Group sues town for refusing to rent to illegals

/ Source: The Associated Press

Two civil rights groups filed a lawsuit Tuesday challenging a new law in a Dallas suburb that outlaws renting apartments to illegal immigrants, alleging the ordinance violates federal law and forces landlords to act as immigration officers.

The American Civil Liberties Union and the Mexican American Legal Defense and Education Fund filed the suit on behalf of residents and landlords in Farmers Branch, just north of Dallas. It is the third lawsuit brought against the city since the ordinance passed in November.

The lawsuit claims the measure, scheduled to take effect Jan. 12, is so poorly drafted that it excludes even legal immigrants from renting.

“Immigration enforcement must be left to the federal government, not each local municipality,” said Lisa Graybill, legal director of the ACLU of Texas. “Otherwise Texas will end up with a patchwork system that is impractical and unenforceable.”

Farmers Branch spokesman Tom Bryson said the city will not comment on pending litigation.

On Friday, the owners of three apartment complexes filed a lawsuit asking a federal court to declare the rent law unconstitutional. In another lawsuit filed earlier this month, a Farmers Branch resident alleged that the mayor repeatedly violated the state’s open meetings laws to deliberate the ordinances.

Property owners must verify citizenship
The new law calls for property managers or owners to verify the immigration or citizenship status of apartment renters.
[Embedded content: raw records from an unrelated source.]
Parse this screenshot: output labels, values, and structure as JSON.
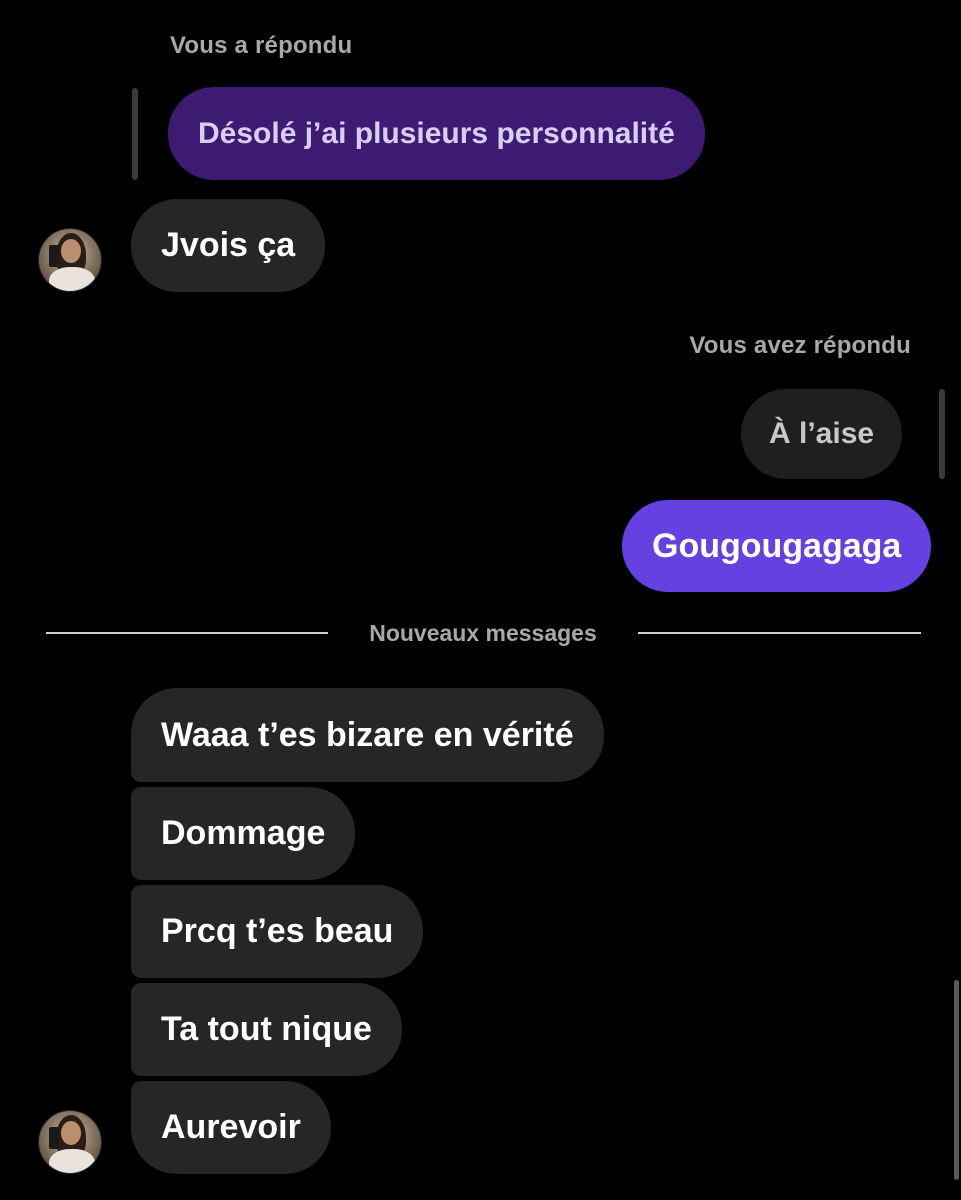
{
  "thread": {
    "incoming_reply_label": "Vous a répondu",
    "incoming_quoted_text": "Désolé j’ai plusieurs personnalité",
    "incoming_reply": "Jvois ça",
    "outgoing_reply_label": "Vous avez répondu",
    "outgoing_quoted_text": "À l’aise",
    "outgoing_message": "Gougougagaga",
    "divider_label": "Nouveaux messages",
    "new_messages": [
      "Waaa t’es bizare en vérité",
      "Dommage",
      "Prcq t’es beau",
      "Ta tout nique",
      "Aurevoir"
    ]
  },
  "colors": {
    "background": "#000000",
    "incoming_bubble": "#262626",
    "outgoing_bubble": "#6441e0",
    "quoted_outgoing_bubble": "#3d1b73",
    "label_grey": "#a8a8a8"
  },
  "icons": {
    "avatar": "contact-avatar-photo"
  }
}
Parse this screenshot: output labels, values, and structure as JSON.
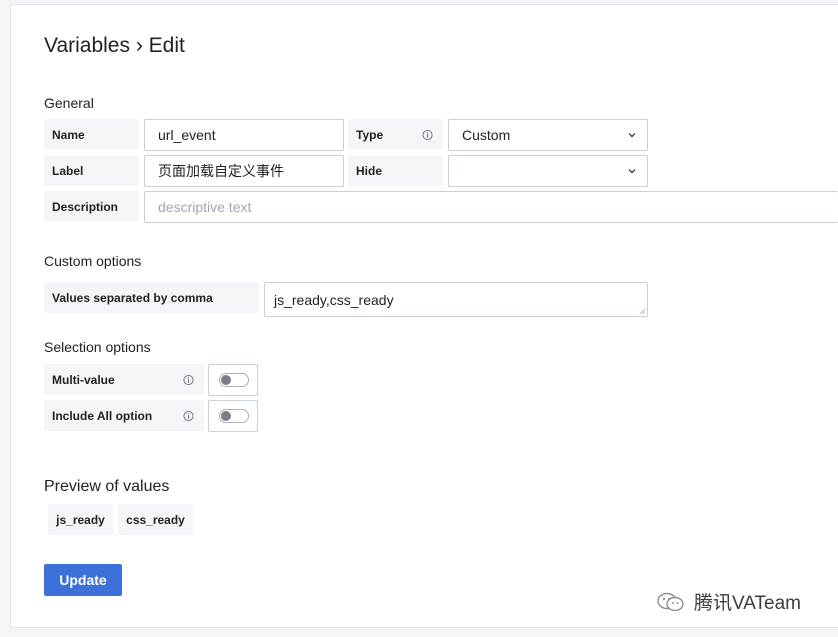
{
  "page": {
    "title": "Variables › Edit"
  },
  "general": {
    "title": "General",
    "name_label": "Name",
    "name_value": "url_event",
    "type_label": "Type",
    "type_value": "Custom",
    "label_label": "Label",
    "label_value": "页面加载自定义事件",
    "hide_label": "Hide",
    "hide_value": "",
    "description_label": "Description",
    "description_placeholder": "descriptive text"
  },
  "custom_options": {
    "title": "Custom options",
    "values_label": "Values separated by comma",
    "values_value": "js_ready,css_ready"
  },
  "selection_options": {
    "title": "Selection options",
    "multi_value_label": "Multi-value",
    "multi_value_enabled": false,
    "include_all_label": "Include All option",
    "include_all_enabled": false
  },
  "preview": {
    "title": "Preview of values",
    "values": [
      "js_ready",
      "css_ready"
    ]
  },
  "actions": {
    "update_label": "Update"
  },
  "watermark": {
    "text": "腾讯VATeam"
  },
  "colors": {
    "primary": "#3d71d9",
    "label_bg": "#f4f5f8",
    "border": "#c7d0d9"
  }
}
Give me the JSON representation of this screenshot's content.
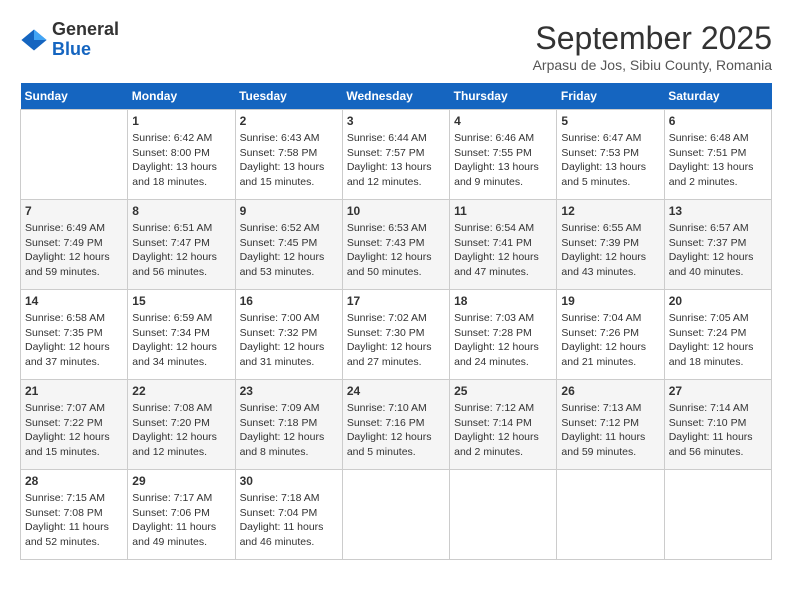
{
  "header": {
    "logo_line1": "General",
    "logo_line2": "Blue",
    "month_title": "September 2025",
    "subtitle": "Arpasu de Jos, Sibiu County, Romania"
  },
  "weekdays": [
    "Sunday",
    "Monday",
    "Tuesday",
    "Wednesday",
    "Thursday",
    "Friday",
    "Saturday"
  ],
  "weeks": [
    [
      {
        "day": "",
        "info": ""
      },
      {
        "day": "1",
        "info": "Sunrise: 6:42 AM\nSunset: 8:00 PM\nDaylight: 13 hours\nand 18 minutes."
      },
      {
        "day": "2",
        "info": "Sunrise: 6:43 AM\nSunset: 7:58 PM\nDaylight: 13 hours\nand 15 minutes."
      },
      {
        "day": "3",
        "info": "Sunrise: 6:44 AM\nSunset: 7:57 PM\nDaylight: 13 hours\nand 12 minutes."
      },
      {
        "day": "4",
        "info": "Sunrise: 6:46 AM\nSunset: 7:55 PM\nDaylight: 13 hours\nand 9 minutes."
      },
      {
        "day": "5",
        "info": "Sunrise: 6:47 AM\nSunset: 7:53 PM\nDaylight: 13 hours\nand 5 minutes."
      },
      {
        "day": "6",
        "info": "Sunrise: 6:48 AM\nSunset: 7:51 PM\nDaylight: 13 hours\nand 2 minutes."
      }
    ],
    [
      {
        "day": "7",
        "info": "Sunrise: 6:49 AM\nSunset: 7:49 PM\nDaylight: 12 hours\nand 59 minutes."
      },
      {
        "day": "8",
        "info": "Sunrise: 6:51 AM\nSunset: 7:47 PM\nDaylight: 12 hours\nand 56 minutes."
      },
      {
        "day": "9",
        "info": "Sunrise: 6:52 AM\nSunset: 7:45 PM\nDaylight: 12 hours\nand 53 minutes."
      },
      {
        "day": "10",
        "info": "Sunrise: 6:53 AM\nSunset: 7:43 PM\nDaylight: 12 hours\nand 50 minutes."
      },
      {
        "day": "11",
        "info": "Sunrise: 6:54 AM\nSunset: 7:41 PM\nDaylight: 12 hours\nand 47 minutes."
      },
      {
        "day": "12",
        "info": "Sunrise: 6:55 AM\nSunset: 7:39 PM\nDaylight: 12 hours\nand 43 minutes."
      },
      {
        "day": "13",
        "info": "Sunrise: 6:57 AM\nSunset: 7:37 PM\nDaylight: 12 hours\nand 40 minutes."
      }
    ],
    [
      {
        "day": "14",
        "info": "Sunrise: 6:58 AM\nSunset: 7:35 PM\nDaylight: 12 hours\nand 37 minutes."
      },
      {
        "day": "15",
        "info": "Sunrise: 6:59 AM\nSunset: 7:34 PM\nDaylight: 12 hours\nand 34 minutes."
      },
      {
        "day": "16",
        "info": "Sunrise: 7:00 AM\nSunset: 7:32 PM\nDaylight: 12 hours\nand 31 minutes."
      },
      {
        "day": "17",
        "info": "Sunrise: 7:02 AM\nSunset: 7:30 PM\nDaylight: 12 hours\nand 27 minutes."
      },
      {
        "day": "18",
        "info": "Sunrise: 7:03 AM\nSunset: 7:28 PM\nDaylight: 12 hours\nand 24 minutes."
      },
      {
        "day": "19",
        "info": "Sunrise: 7:04 AM\nSunset: 7:26 PM\nDaylight: 12 hours\nand 21 minutes."
      },
      {
        "day": "20",
        "info": "Sunrise: 7:05 AM\nSunset: 7:24 PM\nDaylight: 12 hours\nand 18 minutes."
      }
    ],
    [
      {
        "day": "21",
        "info": "Sunrise: 7:07 AM\nSunset: 7:22 PM\nDaylight: 12 hours\nand 15 minutes."
      },
      {
        "day": "22",
        "info": "Sunrise: 7:08 AM\nSunset: 7:20 PM\nDaylight: 12 hours\nand 12 minutes."
      },
      {
        "day": "23",
        "info": "Sunrise: 7:09 AM\nSunset: 7:18 PM\nDaylight: 12 hours\nand 8 minutes."
      },
      {
        "day": "24",
        "info": "Sunrise: 7:10 AM\nSunset: 7:16 PM\nDaylight: 12 hours\nand 5 minutes."
      },
      {
        "day": "25",
        "info": "Sunrise: 7:12 AM\nSunset: 7:14 PM\nDaylight: 12 hours\nand 2 minutes."
      },
      {
        "day": "26",
        "info": "Sunrise: 7:13 AM\nSunset: 7:12 PM\nDaylight: 11 hours\nand 59 minutes."
      },
      {
        "day": "27",
        "info": "Sunrise: 7:14 AM\nSunset: 7:10 PM\nDaylight: 11 hours\nand 56 minutes."
      }
    ],
    [
      {
        "day": "28",
        "info": "Sunrise: 7:15 AM\nSunset: 7:08 PM\nDaylight: 11 hours\nand 52 minutes."
      },
      {
        "day": "29",
        "info": "Sunrise: 7:17 AM\nSunset: 7:06 PM\nDaylight: 11 hours\nand 49 minutes."
      },
      {
        "day": "30",
        "info": "Sunrise: 7:18 AM\nSunset: 7:04 PM\nDaylight: 11 hours\nand 46 minutes."
      },
      {
        "day": "",
        "info": ""
      },
      {
        "day": "",
        "info": ""
      },
      {
        "day": "",
        "info": ""
      },
      {
        "day": "",
        "info": ""
      }
    ]
  ]
}
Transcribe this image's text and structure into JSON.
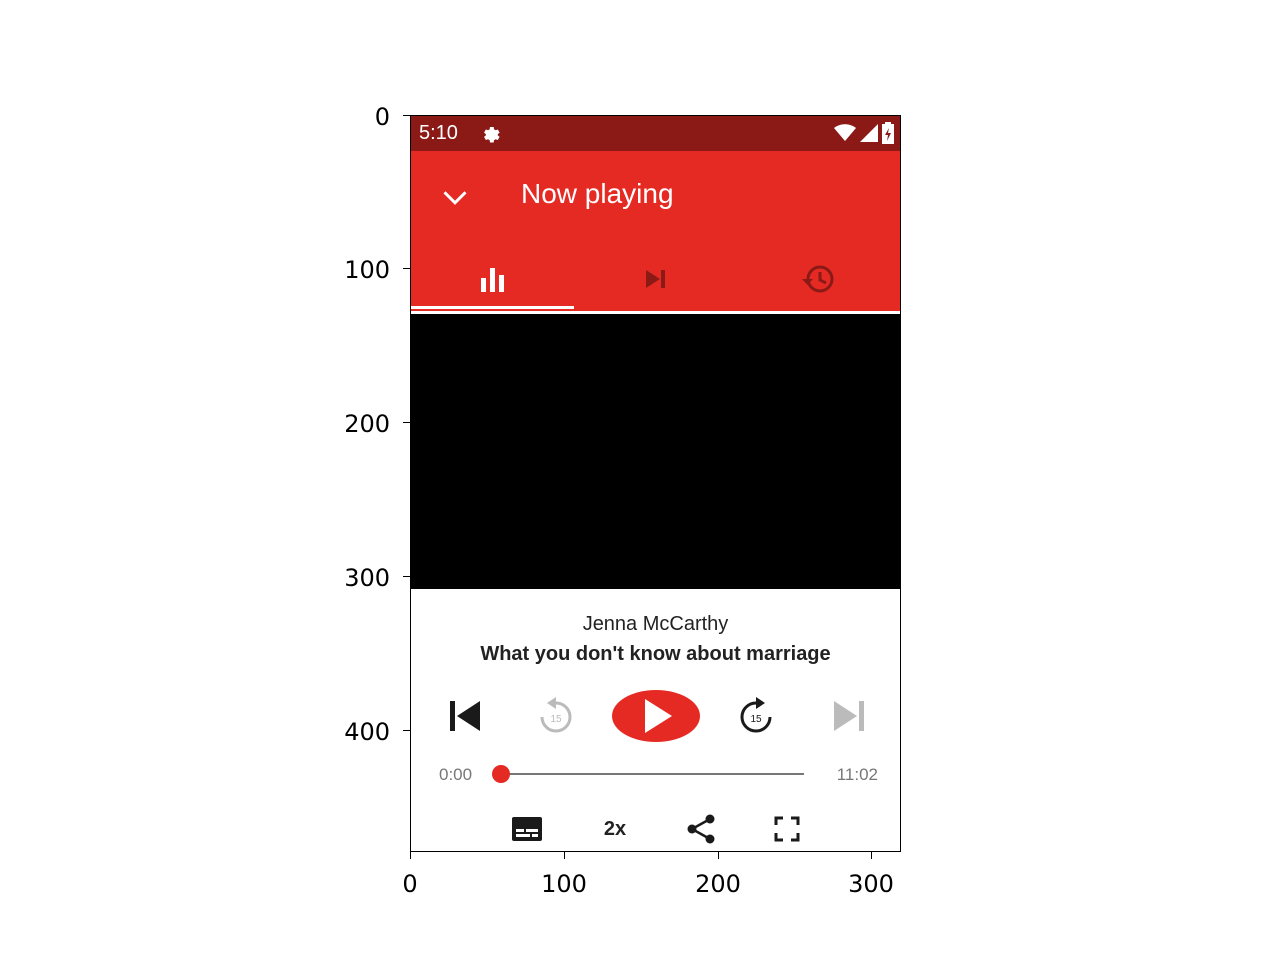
{
  "axes": {
    "y_ticks": [
      "0",
      "100",
      "200",
      "300",
      "400"
    ],
    "x_ticks": [
      "0",
      "100",
      "200",
      "300"
    ]
  },
  "status_bar": {
    "time": "5:10",
    "icons": [
      "gear-icon",
      "wifi-icon",
      "signal-icon",
      "battery-icon"
    ]
  },
  "app_bar": {
    "title": "Now playing",
    "back_icon": "chevron-down-icon",
    "tabs": [
      {
        "icon": "equalizer-icon",
        "active": true
      },
      {
        "icon": "skip-next-icon",
        "active": false
      },
      {
        "icon": "history-icon",
        "active": false
      }
    ]
  },
  "player": {
    "author": "Jenna McCarthy",
    "title": "What you don't know about marriage",
    "time_current": "0:00",
    "time_total": "11:02",
    "progress": 0,
    "speed": "2x",
    "replay_seconds": "15",
    "forward_seconds": "15"
  },
  "colors": {
    "status_bar": "#8b1a17",
    "accent": "#e52a24",
    "text": "#222222",
    "muted": "#777777"
  }
}
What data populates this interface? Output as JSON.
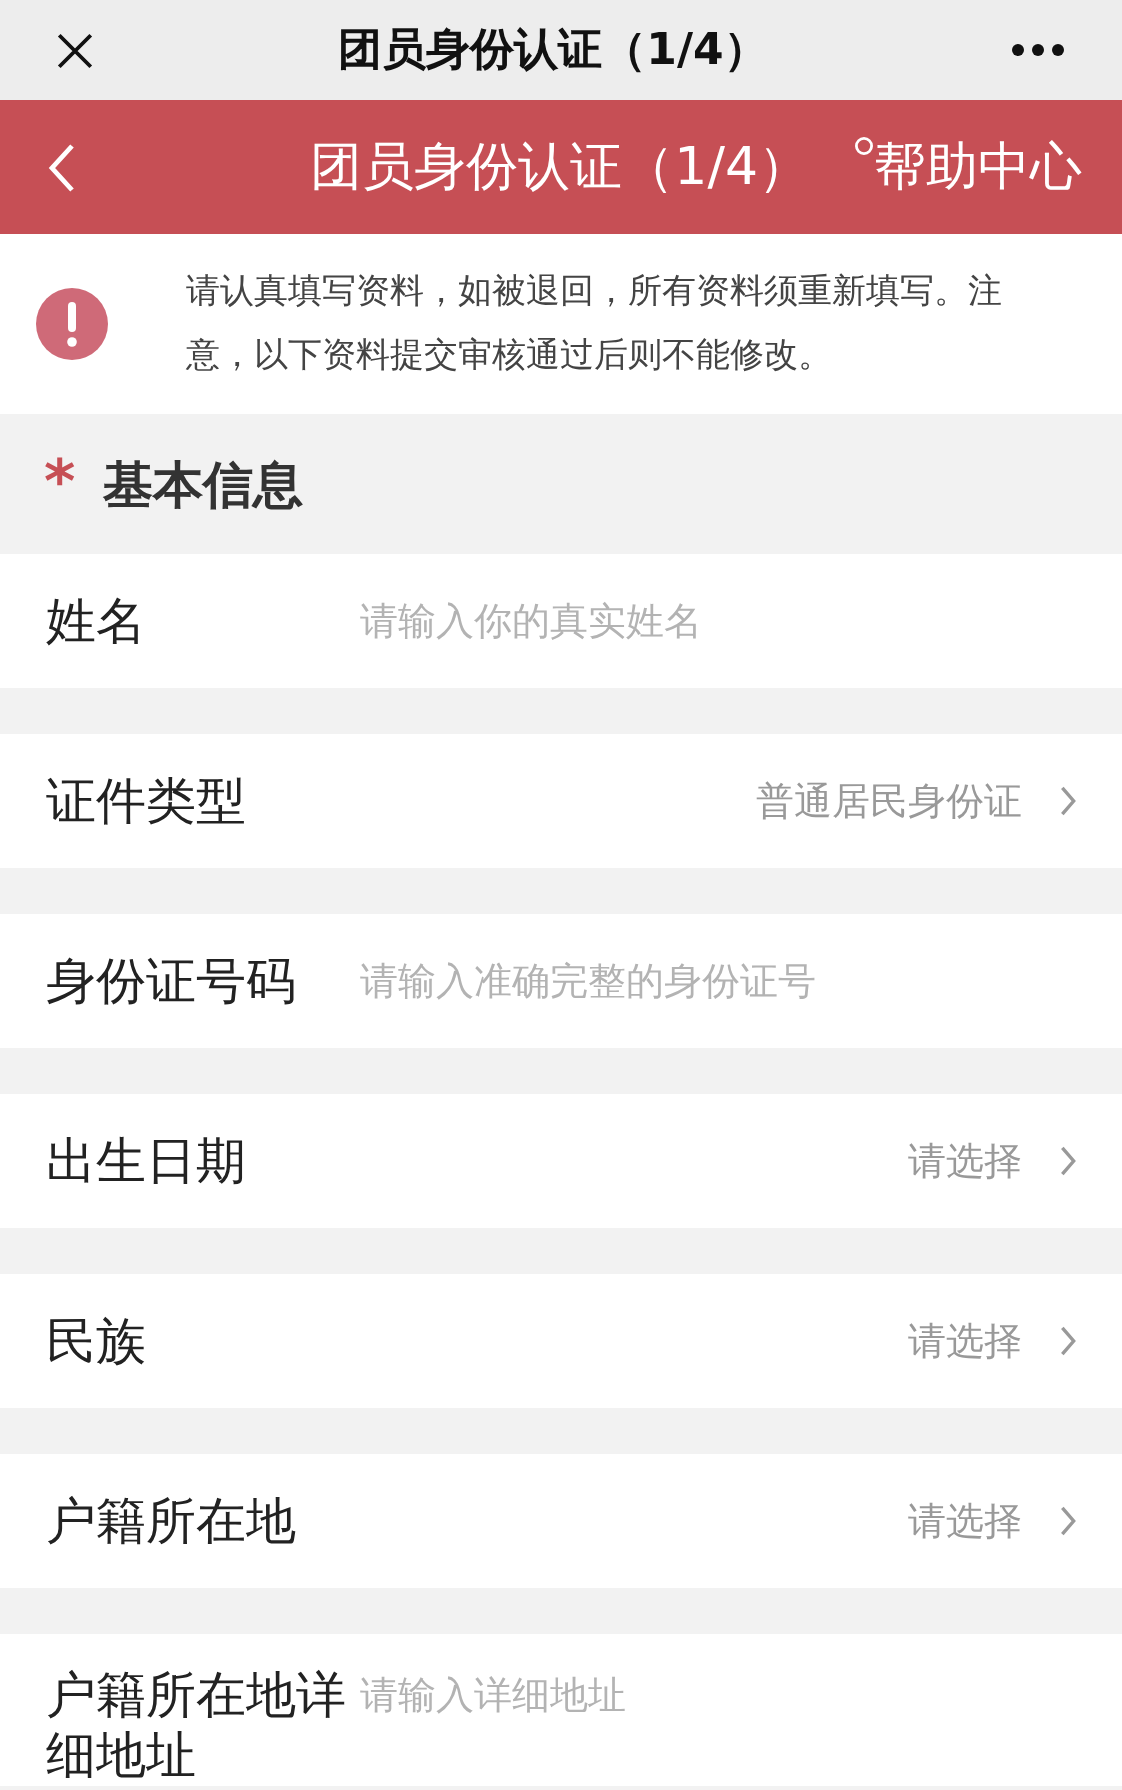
{
  "top_bar": {
    "title": "团员身份认证（1/4）"
  },
  "header": {
    "title": "团员身份认证（1/4）",
    "help_link": "帮助中心"
  },
  "notice": {
    "text": "请认真填写资料，如被退回，所有资料须重新填写。注意，以下资料提交审核通过后则不能修改。"
  },
  "section": {
    "mark": "*",
    "title": "基本信息"
  },
  "fields": [
    {
      "kind": "input",
      "label": "姓名",
      "placeholder": "请输入你的真实姓名"
    },
    {
      "kind": "select",
      "label": "证件类型",
      "value": "普通居民身份证"
    },
    {
      "kind": "input",
      "label": "身份证号码",
      "placeholder": "请输入准确完整的身份证号"
    },
    {
      "kind": "select",
      "label": "出生日期",
      "value": "请选择"
    },
    {
      "kind": "select",
      "label": "民族",
      "value": "请选择"
    },
    {
      "kind": "select",
      "label": "户籍所在地",
      "value": "请选择"
    },
    {
      "kind": "input",
      "label": "户籍所在地详细地址",
      "placeholder": "请输入详细地址"
    }
  ]
}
The City Council also approved resolutions making English the city’s official language and allowing authorities to become part of a federal program so they can enforce immigration laws.

Since 1970, Farmers Branch has changed from a small, predominantly white bedroom community with a declining population to a city of almost 28,000 people, about 37 percent of them Hispanic, according to the census.

More than 50 municipalities nationwide have considered, passed or rejected similar laws, but until now that trend hadn’t been duplicated in Texas.